Drop D tuning
The Drop D tuning is very often used in hard rock styles and one of the advantages is the possible to play power chords by placing only one finger over the same fret. (Should not be confused with Open D tuning.)
Here is how you should tune the guitar: D A D G B E. If standard tuning is used as a reference the only difference is that you tune down the lowest (thickest) string one whole step, from E to D. When you have a guitar that delivers some more bass in the sound; perfect for some rock styles as already mention, but there are also other possibilities as we will see.
There are two alternatives for playing power chords in this tuning. Here are examples of chords with both shapes, that obviously are moveable.
The popularity of this tuning depends much of the many cool riffs that can be easily created by using chords with the same bass note. A video that demonstrates this well.
Power chords with alternative bass note
These power chords are also very useful and also used together with the regular power chords.
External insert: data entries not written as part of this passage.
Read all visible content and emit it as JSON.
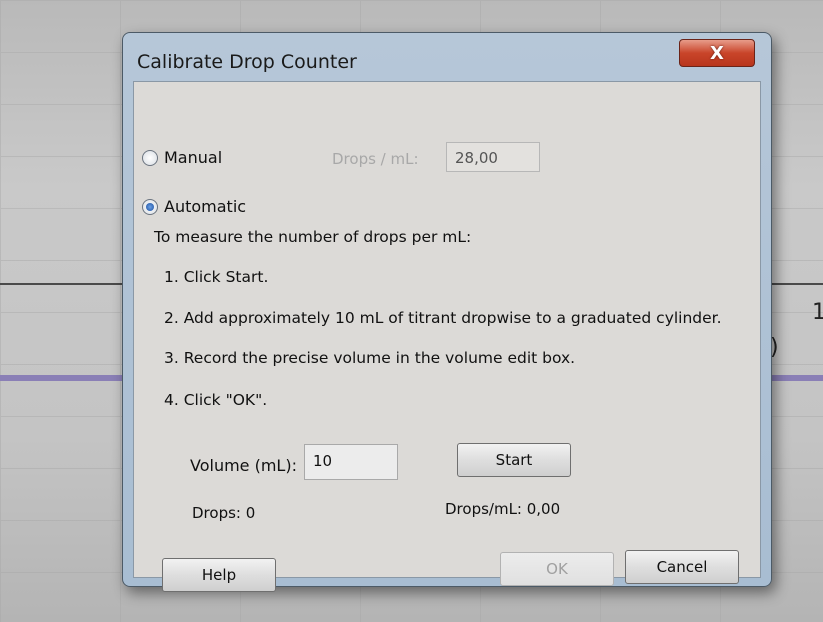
{
  "background": {
    "right_glyph": "1",
    "right_paren": ")"
  },
  "dialog": {
    "title": "Calibrate Drop Counter",
    "close_symbol": "X",
    "manual": {
      "label": "Manual",
      "checked": false,
      "drops_per_ml_label": "Drops / mL:",
      "drops_per_ml_value": "28,00"
    },
    "automatic": {
      "label": "Automatic",
      "checked": true
    },
    "instructions": {
      "heading": "To measure the number of drops per mL:",
      "steps": [
        "1. Click Start.",
        "2. Add approximately 10 mL of titrant dropwise to a graduated cylinder.",
        "3. Record the precise volume in the volume edit box.",
        "4. Click \"OK\"."
      ]
    },
    "volume": {
      "label": "Volume (mL):",
      "value": "10"
    },
    "start_label": "Start",
    "drops_text": "Drops: 0",
    "drops_per_ml_text": "Drops/mL: 0,00",
    "buttons": {
      "help": "Help",
      "ok": "OK",
      "cancel": "Cancel"
    }
  }
}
The song "Everlong" by Foo Fighters uses three of the above chords in the verses: F#5/D - F#5/B - D5/G - F#5/B.
Since only the lowest string differs from standard tuning many open chords could be played just as normal. Concerning chords using the sixth string, such as E and G, there are some new conditions.
Common open chords that are played differently:
E: 222100 / XX2100
Em: 222000 /XX2000
G: 5X0003 / 550003
The conditions for the barre chord changes when the lowest string is included.
Common barre chords that are played differently:
This was an introduction about chords and playing ideas in Drop D tuning, see also Drop C tuning.